KB:  Please, please, PLEASE don’t keep throwing free products at us as an enticement to build some kind of connection. Let me explain what that means.   I know that there are some people who are in this industry for the free stuff. I know it’s a fact, and I hate it. But let’s also be honest that the people who are in it for the free items aren’t really the quality page views you want on your product. So, the mention of product samples as “FREE PRODUCT SAMPLES” in bold type and huge letters in a pitch automatically makes me feel pretty cheap and that you think we’re all in it for the free stuff. Just speaking for me personally, I have a 60-day backlog of products I have to get written up and none of them were requested. That’s not bragging, that’s simply to say that in the editorial policy of my site, it says that if I’m writing about it, I’ve had experience with the product, which means a press sample was received or I went out and bought it. Please don’t reduce all of us to freebie-hungry product mongers. Some of us really want to work with you to create good editorial, not to be the one on the block with the most shampoo.

AR: Thanks so much for sharing these helpful tips with us.  There is a lot to learn, and I think your notes on how a blog is monetized and what is considered organic editorial versus a blatant promotion or ad is a really important piece for publicists to understand as blogs grow and change.

KB:  Happy to help build the bridge to understanding. :)

About Alyson Roy:

Alyson Roy is a Guest Contributing Editor for The PR Closet, and the Co-Founder of AMP3 Public Relations, a boutique publicity agency that specializes in Lifestyle & Fashion PR campaigns.

Follow her at @AlyAMP3 and

About Kristin Booker:

Kristin Booker is a fashion and beauty writer (who has written for outlets like XOJane, xoVain, Refinery 29,, StyleCaster and and full-time fashion & beauty writer on her own blog: Fashion Style Beauty.

Follow her at @fashionstbeauty.

How true is the fact that fashion PR is very cut-throat? I'm currently studying PR at Quinnipiac University and a senior PR major told me that you need to have a certain type of personality to handle the fashion PR industry... How bad is it?

Asked by

Fashion PR gets a bad rap, but it really all depends on where you work and who you work for. Overall, the fashion industry is very cut throat in that it is competitive and there are so many people who want to break into the industry. I do think you need thick skin to do well in fashion PR, and you cannot have too much of an ego because you will be asked to do things you don’t want to do in the beginning, like schlep garment bags of samples to and from magazines and shoots. However, none of that hard work should deter you from pursuing PR as a career. You don’t necessarily have to work in fashion PR, or you can work on various fashion accounts while also working on lifestyle, beauty, entertainment, etc at an agency that reps various clients that span different industries. I always say that you need to see for yourself—as in, get an internship and work in the position before you make a snap judgement solely based on what other people say. Remember that everyone has their own experiences, which may or may not be similar to what you will take away from it. And, quite frankly, there isn’t a job out there that I know of that doesn’t have it’s bad days… 

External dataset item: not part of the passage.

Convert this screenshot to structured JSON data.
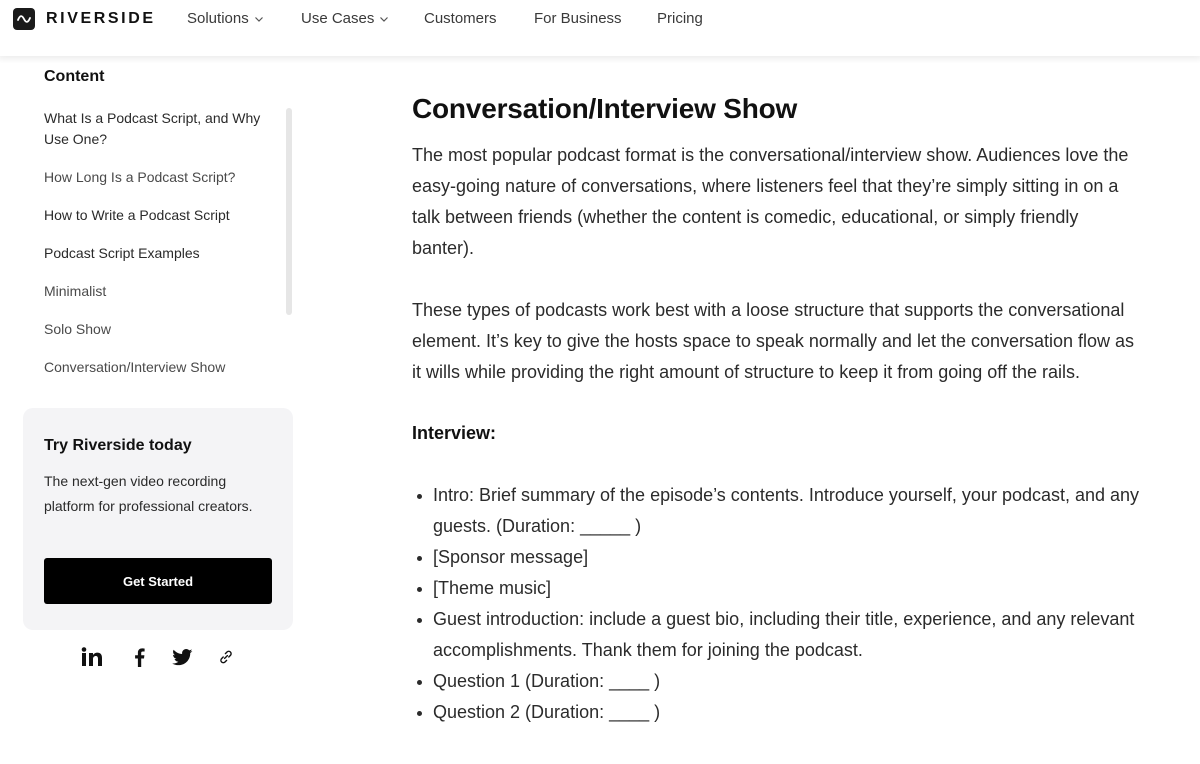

Best of luck to you!

What would you suggest to this PR chick about to work the CMT Music Award Shows? It's my first "working" awards show, and I want to dress appropriately but still look cute.

Asked by

Ask your boss if they have a dress code in mind. If not, I’d suggest a nice dress and heels—and nothing showing off too much skin. You can keep it professional while also being stylish. Have fun and good luck!

Hi! I met you a couple years ago in fashion camp (in New York) when you came to talk to us about your job as a PR specialist in Bobbi Brown. Honestly, your job sounded amazing, and to this day I'm still considering trying to get a career in PR. I was wondering if you have any tips on what classes to take in High School/ College in order to get a good internship, and later a job? Thank you!

Asked by

I answer this in my FAQs: